Problem details. As you restate the entries, keep every word intact and leave out whatever images they hold.

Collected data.
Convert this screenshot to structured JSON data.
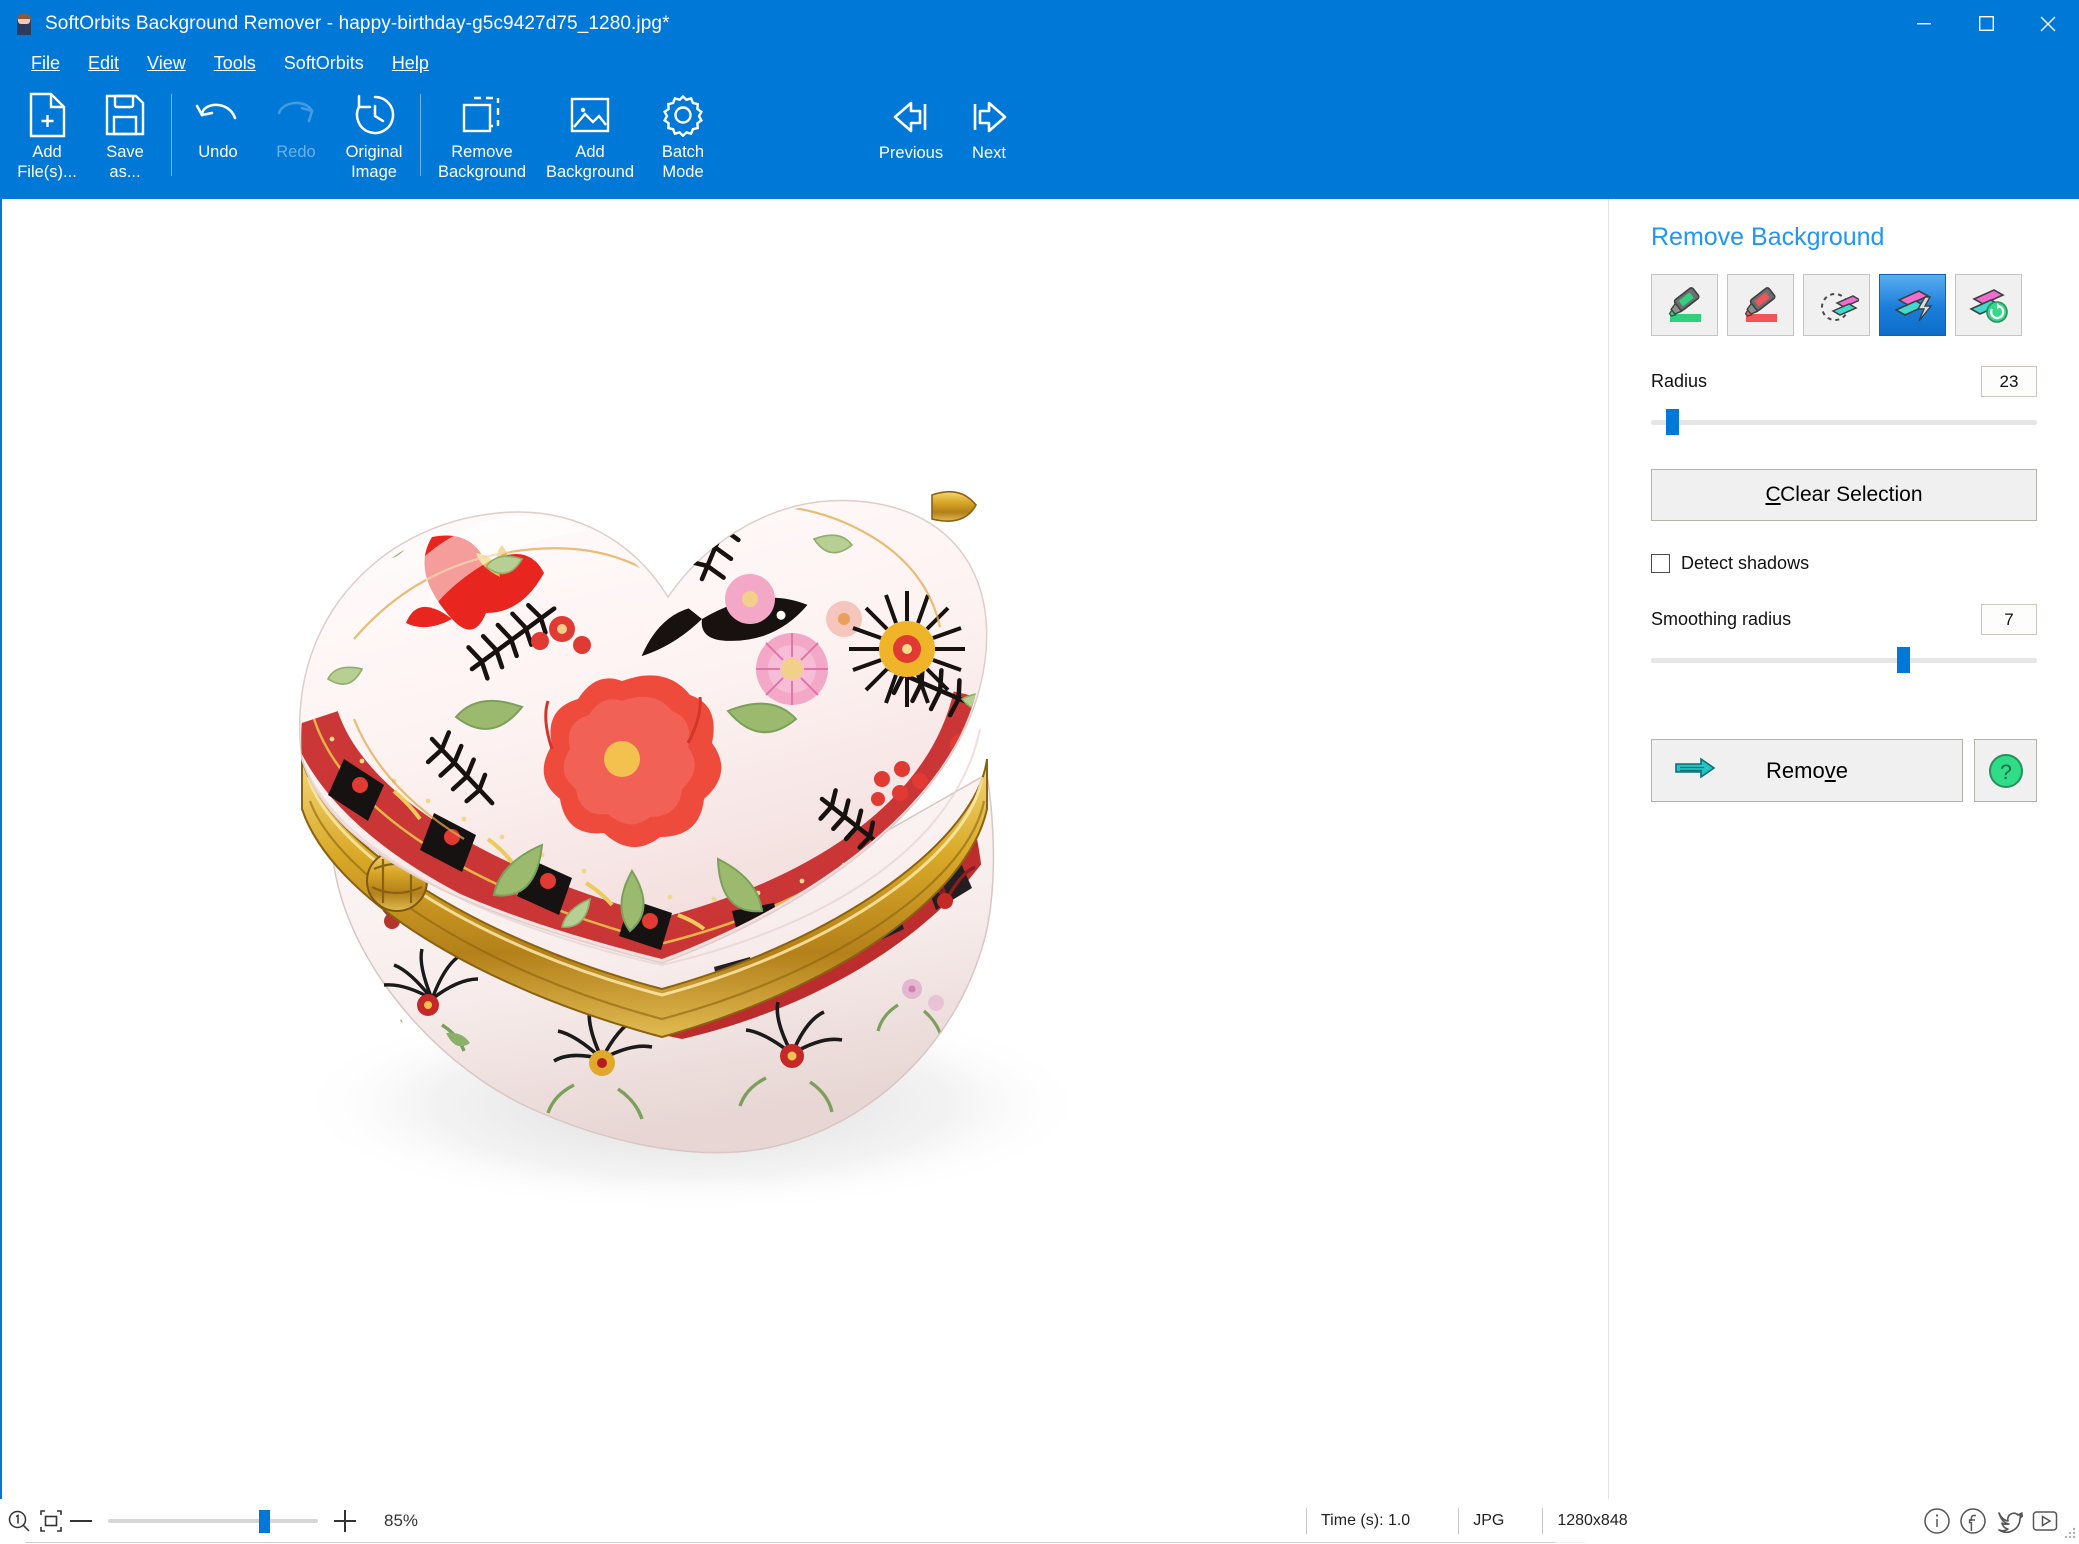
{
  "window": {
    "title": "SoftOrbits Background Remover - happy-birthday-g5c9427d75_1280.jpg*",
    "app_icon": "app-icon",
    "accent_color": "#0078d7",
    "minimize_label": "Minimize",
    "maximize_label": "Maximize",
    "close_label": "Close"
  },
  "menu": {
    "items": [
      {
        "label": "File",
        "mnemonic": "F"
      },
      {
        "label": "Edit",
        "mnemonic": "E"
      },
      {
        "label": "View",
        "mnemonic": "V"
      },
      {
        "label": "Tools",
        "mnemonic": "T"
      },
      {
        "label": "SoftOrbits",
        "mnemonic": ""
      },
      {
        "label": "Help",
        "mnemonic": "H"
      }
    ]
  },
  "toolbar": {
    "buttons": [
      {
        "label": "Add\nFile(s)...",
        "icon": "add-file-icon",
        "disabled": false
      },
      {
        "label": "Save\nas...",
        "icon": "save-as-icon",
        "disabled": false
      },
      {
        "label": "Undo",
        "icon": "undo-icon",
        "disabled": false
      },
      {
        "label": "Redo",
        "icon": "redo-icon",
        "disabled": true
      },
      {
        "label": "Original\nImage",
        "icon": "original-image-icon",
        "disabled": false
      },
      {
        "label": "Remove\nBackground",
        "icon": "remove-background-icon",
        "disabled": false
      },
      {
        "label": "Add\nBackground",
        "icon": "add-background-icon",
        "disabled": false
      },
      {
        "label": "Batch\nMode",
        "icon": "batch-mode-icon",
        "disabled": false
      }
    ],
    "nav": [
      {
        "label": "Previous",
        "icon": "previous-icon"
      },
      {
        "label": "Next",
        "icon": "next-icon"
      }
    ]
  },
  "panel": {
    "title": "Remove Background",
    "tools": [
      {
        "name": "mark-foreground-tool",
        "icon": "green-marker-icon",
        "selected": false
      },
      {
        "name": "mark-background-tool",
        "icon": "red-marker-icon",
        "selected": false
      },
      {
        "name": "erase-marks-tool",
        "icon": "eraser-icon",
        "selected": false
      },
      {
        "name": "magic-wand-tool",
        "icon": "auto-select-icon",
        "selected": true
      },
      {
        "name": "restore-tool",
        "icon": "restore-icon",
        "selected": false
      }
    ],
    "radius": {
      "label": "Radius",
      "value": "23",
      "percent": 4
    },
    "clear_selection": {
      "label": "Clear Selection",
      "mnemonic": "C"
    },
    "detect_shadows": {
      "label": "Detect shadows",
      "checked": false
    },
    "smoothing_radius": {
      "label": "Smoothing radius",
      "value": "7",
      "percent": 66
    },
    "remove": {
      "label": "Remove",
      "mnemonic": "v",
      "icon": "arrow-right-icon"
    },
    "help": {
      "icon": "question-mark-icon"
    }
  },
  "canvas": {
    "image_alt": "heart-shaped floral porcelain trinket box on white background"
  },
  "statusbar": {
    "zoom_fit_icon": "zoom-one-to-one-icon",
    "fit_screen_icon": "fit-to-screen-icon",
    "zoom_out_label": "—",
    "zoom_in_label": "+",
    "zoom_percent": "85%",
    "zoom_slider_percent": 76,
    "time_label": "Time (s): 1.0",
    "format_label": "JPG",
    "dimensions_label": "1280x848",
    "social": [
      {
        "name": "info-icon"
      },
      {
        "name": "facebook-icon"
      },
      {
        "name": "twitter-icon"
      },
      {
        "name": "youtube-icon"
      }
    ]
  },
  "scrollbar": {
    "left_arrow": "chevron-left-icon",
    "right_arrow": "chevron-right-icon"
  }
}
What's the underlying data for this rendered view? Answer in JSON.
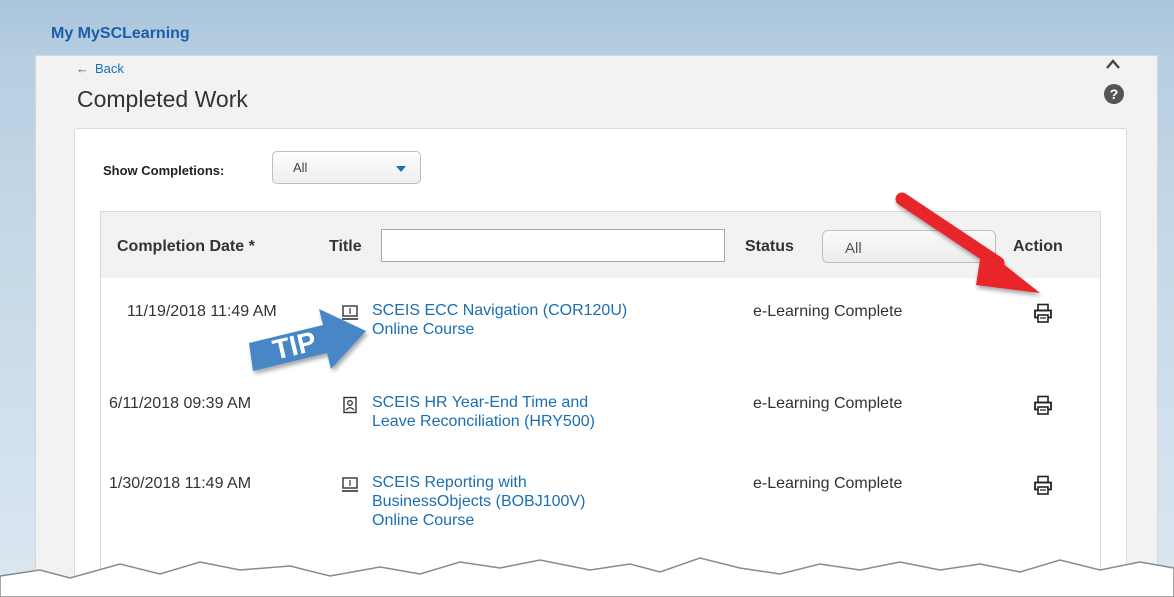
{
  "app": {
    "title": "My MySCLearning"
  },
  "nav": {
    "back_label": "Back"
  },
  "page": {
    "title": "Completed Work"
  },
  "filter": {
    "show_label": "Show Completions:",
    "show_value": "All"
  },
  "table": {
    "columns": {
      "date": "Completion Date *",
      "title": "Title",
      "status": "Status",
      "action": "Action"
    },
    "title_filter_value": "",
    "status_filter_value": "All",
    "rows": [
      {
        "date": "11/19/2018 11:49 AM",
        "title_line1": "SCEIS ECC Navigation (COR120U)",
        "title_line2": "Online Course",
        "title_line3": "",
        "status": "e-Learning Complete",
        "type_icon": "online-course-icon"
      },
      {
        "date": "6/11/2018 09:39 AM",
        "title_line1": "SCEIS HR Year-End Time and",
        "title_line2": "Leave Reconciliation (HRY500)",
        "title_line3": "",
        "status": "e-Learning Complete",
        "type_icon": "course-icon"
      },
      {
        "date": "1/30/2018 11:49 AM",
        "title_line1": "SCEIS Reporting with",
        "title_line2": "BusinessObjects (BOBJ100V)",
        "title_line3": "Online Course",
        "status": "e-Learning Complete",
        "type_icon": "online-course-icon"
      }
    ]
  },
  "annotations": {
    "tip_text": "TIP"
  },
  "colors": {
    "link": "#1a6fb2",
    "brand": "#1a5ea8",
    "tip_badge": "#4a86c5",
    "arrow": "#e8262a"
  }
}
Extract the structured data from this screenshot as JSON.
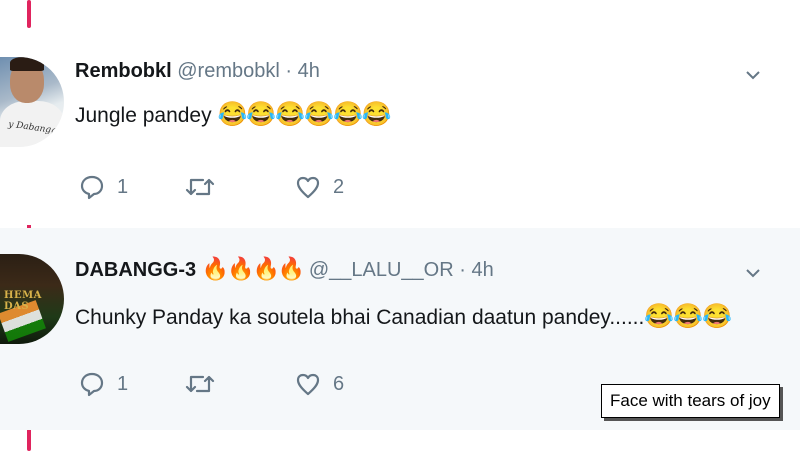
{
  "tweets": [
    {
      "name": "Rembobkl",
      "handle": "@rembobkl",
      "time": "4h",
      "text": "Jungle pandey",
      "emojis": "😂😂😂😂😂😂",
      "avatar_text": "y Dabangg",
      "replies": "1",
      "retweets": "",
      "likes": "2"
    },
    {
      "name": "DABANGG-3",
      "name_emojis": "🔥🔥🔥🔥",
      "handle": "@__LALU__OR",
      "time": "4h",
      "text": "Chunky Panday ka soutela bhai Canadian daatun pandey......",
      "emojis": "😂😂😂",
      "avatar_text": "HEMA DAS",
      "replies": "1",
      "retweets": "",
      "likes": "6"
    }
  ],
  "tooltip": "Face with tears of joy",
  "colors": {
    "thread_line": "#e0245e",
    "secondary_text": "#657786",
    "highlight_bg": "#f5f8fa"
  },
  "icons": {
    "reply": "reply-icon",
    "retweet": "retweet-icon",
    "like": "like-icon",
    "menu": "chevron-down-icon"
  }
}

Problem solution.
Convert this screenshot to structured JSON data.
{
  "window": {
    "title": "SoftOrbits Background Remover - happy-birthday-g5c9427d75_1280.jpg*",
    "app_icon": "app-icon",
    "accent_color": "#0078d7",
    "minimize_label": "Minimize",
    "maximize_label": "Maximize",
    "close_label": "Close"
  },
  "menu": {
    "items": [
      {
        "label": "File",
        "mnemonic": "F"
      },
      {
        "label": "Edit",
        "mnemonic": "E"
      },
      {
        "label": "View",
        "mnemonic": "V"
      },
      {
        "label": "Tools",
        "mnemonic": "T"
      },
      {
        "label": "SoftOrbits",
        "mnemonic": ""
      },
      {
        "label": "Help",
        "mnemonic": "H"
      }
    ]
  },
  "toolbar": {
    "buttons": [
      {
        "label": "Add\nFile(s)...",
        "icon": "add-file-icon",
        "disabled": false
      },
      {
        "label": "Save\nas...",
        "icon": "save-as-icon",
        "disabled": false
      },
      {
        "label": "Undo",
        "icon": "undo-icon",
        "disabled": false
      },
      {
        "label": "Redo",
        "icon": "redo-icon",
        "disabled": true
      },
      {
        "label": "Original\nImage",
        "icon": "original-image-icon",
        "disabled": false
      },
      {
        "label": "Remove\nBackground",
        "icon": "remove-background-icon",
        "disabled": false
      },
      {
        "label": "Add\nBackground",
        "icon": "add-background-icon",
        "disabled": false
      },
      {
        "label": "Batch\nMode",
        "icon": "batch-mode-icon",
        "disabled": false
      }
    ],
    "nav": [
      {
        "label": "Previous",
        "icon": "previous-icon"
      },
      {
        "label": "Next",
        "icon": "next-icon"
      }
    ]
  },
  "panel": {
    "title": "Remove Background",
    "tools": [
      {
        "name": "mark-foreground-tool",
        "icon": "green-marker-icon",
        "selected": false
      },
      {
        "name": "mark-background-tool",
        "icon": "red-marker-icon",
        "selected": false
      },
      {
        "name": "erase-marks-tool",
        "icon": "eraser-icon",
        "selected": false
      },
      {
        "name": "magic-wand-tool",
        "icon": "auto-select-icon",
        "selected": true
      },
      {
        "name": "restore-tool",
        "icon": "restore-icon",
        "selected": false
      }
    ],
    "radius": {
      "label": "Radius",
      "value": "23",
      "percent": 4
    },
    "clear_selection": {
      "label": "Clear Selection",
      "mnemonic": "C"
    },
    "detect_shadows": {
      "label": "Detect shadows",
      "checked": false
    },
    "smoothing_radius": {
      "label": "Smoothing radius",
      "value": "7",
      "percent": 66
    },
    "remove": {
      "label": "Remove",
      "mnemonic": "v",
      "icon": "arrow-right-icon"
    },
    "help": {
      "icon": "question-mark-icon"
    }
  },
  "canvas": {
    "image_alt": "heart-shaped floral porcelain trinket box on white background"
  },
  "statusbar": {
    "zoom_fit_icon": "zoom-one-to-one-icon",
    "fit_screen_icon": "fit-to-screen-icon",
    "zoom_out_label": "—",
    "zoom_in_label": "+",
    "zoom_percent": "85%",
    "zoom_slider_percent": 76,
    "time_label": "Time (s): 1.0",
    "format_label": "JPG",
    "dimensions_label": "1280x848",
    "social": [
      {
        "name": "info-icon"
      },
      {
        "name": "facebook-icon"
      },
      {
        "name": "twitter-icon"
      },
      {
        "name": "youtube-icon"
      }
    ]
  },
  "scrollbar": {
    "left_arrow": "chevron-left-icon",
    "right_arrow": "chevron-right-icon"
  }
}
What's the underlying data for this rendered view? Answer in JSON.
{
  "app": {
    "title": "My MySCLearning"
  },
  "nav": {
    "back_label": "Back"
  },
  "page": {
    "title": "Completed Work"
  },
  "filter": {
    "show_label": "Show Completions:",
    "show_value": "All"
  },
  "table": {
    "columns": {
      "date": "Completion Date *",
      "title": "Title",
      "status": "Status",
      "action": "Action"
    },
    "title_filter_value": "",
    "status_filter_value": "All",
    "rows": [
      {
        "date": "11/19/2018 11:49 AM",
        "title_line1": "SCEIS ECC Navigation (COR120U)",
        "title_line2": "Online Course",
        "title_line3": "",
        "status": "e-Learning Complete",
        "type_icon": "online-course-icon"
      },
      {
        "date": "6/11/2018 09:39 AM",
        "title_line1": "SCEIS HR Year-End Time and",
        "title_line2": "Leave Reconciliation (HRY500)",
        "title_line3": "",
        "status": "e-Learning Complete",
        "type_icon": "course-icon"
      },
      {
        "date": "1/30/2018 11:49 AM",
        "title_line1": "SCEIS Reporting with",
        "title_line2": "BusinessObjects (BOBJ100V)",
        "title_line3": "Online Course",
        "status": "e-Learning Complete",
        "type_icon": "online-course-icon"
      }
    ]
  },
  "annotations": {
    "tip_text": "TIP"
  },
  "colors": {
    "link": "#1a6fb2",
    "brand": "#1a5ea8",
    "tip_badge": "#4a86c5",
    "arrow": "#e8262a"
  }
}
Extract the structured data from this screenshot as JSON.
{
  "tweets": [
    {
      "name": "Rembobkl",
      "handle": "@rembobkl",
      "time": "4h",
      "text": "Jungle pandey",
      "emojis": "😂😂😂😂😂😂",
      "avatar_text": "y Dabangg",
      "replies": "1",
      "retweets": "",
      "likes": "2"
    },
    {
      "name": "DABANGG-3",
      "name_emojis": "🔥🔥🔥🔥",
      "handle": "@__LALU__OR",
      "time": "4h",
      "text": "Chunky Panday ka soutela bhai Canadian daatun pandey......",
      "emojis": "😂😂😂",
      "avatar_text": "HEMA DAS",
      "replies": "1",
      "retweets": "",
      "likes": "6"
    }
  ],
  "tooltip": "Face with tears of joy",
  "colors": {
    "thread_line": "#e0245e",
    "secondary_text": "#657786",
    "highlight_bg": "#f5f8fa"
  },
  "icons": {
    "reply": "reply-icon",
    "retweet": "retweet-icon",
    "like": "like-icon",
    "menu": "chevron-down-icon"
  }
}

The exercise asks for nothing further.